Phonics and early reading
We believe that all our children can become fluent readers and writers. This is why we teach reading through Little Wandle Letters and Sounds Revised, which is a systematic and synthetic phonics programme. We start teaching phonics in Reception which ensures children build on their growing knowledge of the alphabetic code, mastering phonics to read and spell as they move through school.
Daily phonics lessons in Reception and Year 1
- We teach phonics for up to 30 minutes a day. In Reception, we build from 10-minute lessons, with additional daily oral blending games, to the full-length lesson as quickly as possible. Once a week we review the week’s teaching to help children become fluent readers.
- We follow the Little Wandle Letters and Sounds Revised expectations of progress:
- Children in Reception are taught to read and spell words using Phase 2 and 3 GPCs, and words with adjacent consonants (Phase 4) with fluency and accuracy.
- Children in Year 1 review Phase 3 and 4 and are taught to read and spell words using Phase 5 GPCs with fluency and accuracy.
Keep-up lessons ensure every child learns to read
- Any child who needs additional practice has keep-up support. Keep-up lessons match the structure of class teaching, and use the same procedures, resources and mantras, but in smaller steps with more repetition, so that every child secures their learning.
- Keep up sessions also take place for any child in Year 2 and above who is not fully fluent at reading or has not passed the Phonics screening check.
Reading practice sessions
- We teach children to read through reading practice sessions.
- These are taught by a trained adult to small groups of approximately six children
- use books matched to the children’s secure phonic knowledge
- Each reading practice session has a clear focus, so that the demands of the session do not overload the children’s working memory. The reading practice sessions have been designed to focus on three key reading skills:
- prosody: teaching children to read with understanding and expression
- comprehension: teaching children to understand the text.
- The decodable reading practice book is taken home to ensure success is shared with the family.
Ensuring reading for pleasure
We value reading for pleasure highly and work hard as a school to grow our Reading for Pleasure pedagogy.
- We read to children every day. We choose these books carefully as we want children to experience a wide range of books, including books that reflect the children at our school and our local community as well as books that open windows into other worlds and cultures.
- Every classroom has an inviting book corner that encourages a love for reading. We curate these books and talk about them to entice children to read a wide range of books.
- In Reception, children have access to the reading corner every day in their free flow time and the books are continually refreshed.
- Children have a home reading record. The parent/carer records comments to share with the adults in school and the adults will write in this on a regular basis to ensure communication between home and school.
- As the children progress through the school, they are encouraged to write their own comments and keep a list of the books/authors that they have read.
- Each class visits the local library every half term.

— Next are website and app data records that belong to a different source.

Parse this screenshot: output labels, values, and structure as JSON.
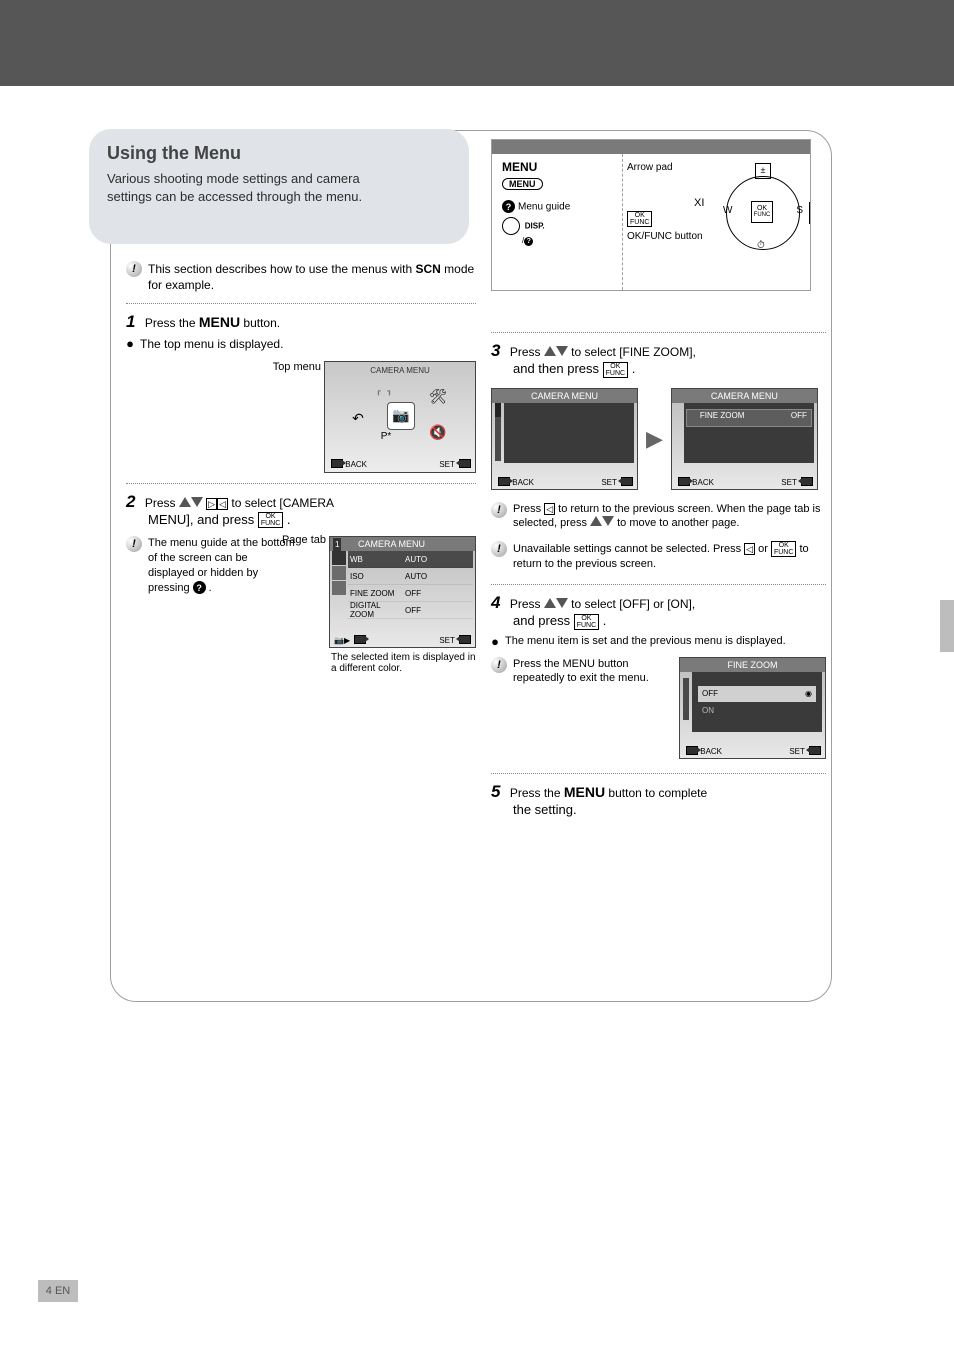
{
  "header": {
    "title": ""
  },
  "callout": {
    "title": "Using the Menu",
    "line1": "Various shooting mode settings and camera",
    "line2": "settings can be accessed through the menu."
  },
  "note_scn": {
    "prefix": "This section describes how to use the menus with",
    "scn": "SCN",
    "suffix": "mode for example."
  },
  "ref": {
    "menu_lbl": "MENU",
    "menu_btn": "MENU",
    "guide_label": "Menu guide",
    "disp": "DISP.",
    "disp2": "/",
    "okfunc_desc": "OK/FUNC button",
    "arrow_desc": "Arrow pad",
    "xi": "XI",
    "flower": "W",
    "bolt": "S"
  },
  "step1": {
    "num": "1",
    "text": "Press the ",
    "bold": "MENU",
    "text2": " button.",
    "bullet": "The top menu is displayed.",
    "thumb": {
      "title": "Top menu",
      "back_hint": "BACK",
      "set_hint": "SET",
      "icons": {
        "undo": "↶",
        "camera": "📷",
        "wrench": "🔧",
        "perfect": "P",
        "gears": "⚙"
      },
      "center_label": "CAMERA MENU",
      "pointer": "Top menu"
    }
  },
  "step2": {
    "num": "2",
    "pre": "Press ",
    "post": " to select [CAMERA",
    "line2": "MENU], and press ",
    "after": ".",
    "info": "The menu guide at the bottom of the screen can be displayed or hidden by pressing ",
    "thumb": {
      "title": "CAMERA MENU",
      "tnum": "1",
      "pointer": "Page tab",
      "rows": [
        {
          "k": "WB",
          "v": "AUTO"
        },
        {
          "k": "ISO",
          "v": "AUTO"
        },
        {
          "k": "FINE ZOOM",
          "v": "OFF"
        },
        {
          "k": "DIGITAL ZOOM",
          "v": "OFF"
        }
      ],
      "back_ico": "EXIT",
      "set_ico": "SET",
      "sel_note": "The selected item is displayed in a different color."
    }
  },
  "step3": {
    "num": "3",
    "pre": "Press ",
    "post": " to select [FINE ZOOM],",
    "line2": "and then press ",
    "after": ".",
    "pair": {
      "left": {
        "title": "CAMERA MENU",
        "back": "BACK",
        "set": "SET"
      },
      "right": {
        "title": "CAMERA MENU",
        "back": "BACK",
        "set": "SET",
        "sel": "FINE ZOOM",
        "val": "OFF"
      }
    },
    "info1_pre": "Press ",
    "info1_mid": " to return to the previous screen. When the page tab is selected, press ",
    "info1_post": " to move to another page.",
    "info2_pre": "Unavailable settings cannot be selected. Press ",
    "info2_post": " to return to the previous screen."
  },
  "step4": {
    "num": "4",
    "pre": "Press ",
    "post": " to select [OFF] or [ON],",
    "line2a": "and press ",
    "line2b": ".",
    "bullet": "The menu item is set and the previous menu is displayed.",
    "info": "Press the MENU button repeatedly to exit the menu.",
    "thumb": {
      "title": "FINE ZOOM",
      "sel": "OFF",
      "opt2": "ON",
      "back": "BACK",
      "set": "SET"
    }
  },
  "step5": {
    "num": "5",
    "pre": "Press the ",
    "bold": "MENU",
    "post": " button to complete",
    "line2": "the setting."
  },
  "page_number": "4",
  "book_section": "EN"
}
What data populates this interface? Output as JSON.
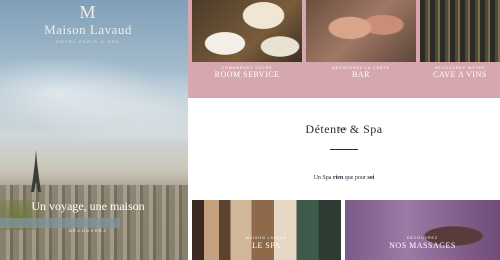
{
  "hero": {
    "logo_mark": "M",
    "logo_name": "Maison Lavaud",
    "logo_tagline": "HÔTEL PARIS & SPA",
    "title": "Un voyage, une maison",
    "cta": "DÉCOUVREZ"
  },
  "band": {
    "color": "#d7a7b0",
    "cards": [
      {
        "kicker": "COMMANDEZ VOTRE",
        "title": "ROOM SERVICE"
      },
      {
        "kicker": "DÉCOUVREZ LA CARTE",
        "title": "BAR"
      },
      {
        "kicker": "DÉCOUVREZ NOTRE",
        "title": "CAVE A VINS"
      }
    ]
  },
  "spa_section": {
    "title": "Détente & Spa",
    "tagline_prefix": "Un Spa ",
    "tagline_bold1": "rien",
    "tagline_mid": " que pour ",
    "tagline_bold2": "soi",
    "cards": [
      {
        "kicker": "MAISON LAVAUD",
        "title": "LE SPA"
      },
      {
        "kicker": "DÉCOUVREZ",
        "title": "NOS MASSAGES"
      }
    ]
  }
}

- The school library is made available for classes to use at protected times. Children across the school have regular opportunities to engage with a wide range of Reading for Pleasure events (book fairs, author visits and national events)
Assessment is used to monitor progress and to identify any child needing additional support as soon as they need it.
- Assessment for learning is used:
- daily within class to identify children needing Keep-up support
- weekly in the review lesson to assess gaps, address these immediately and secure fluency of GPCs, words and spellings.
- Summative assessment is used:
- every six weeks to assess progress, to identify gaps in learning that need to be addressed, to identify any children needing additional support and to plan the Keep-up support that they need.
- Children in Year 1 sit the Phonics screening check. Any child not passing the check re-sits it in Year 2.
Ongoing assessment for catch-up
- Children in Year 2 to 6 are assessed through:
- their teacher’s ongoing formative assessment
- the Little Wandle Letters and Sounds placement assessment
- appropriate half-termly assessments.
Support for parents link: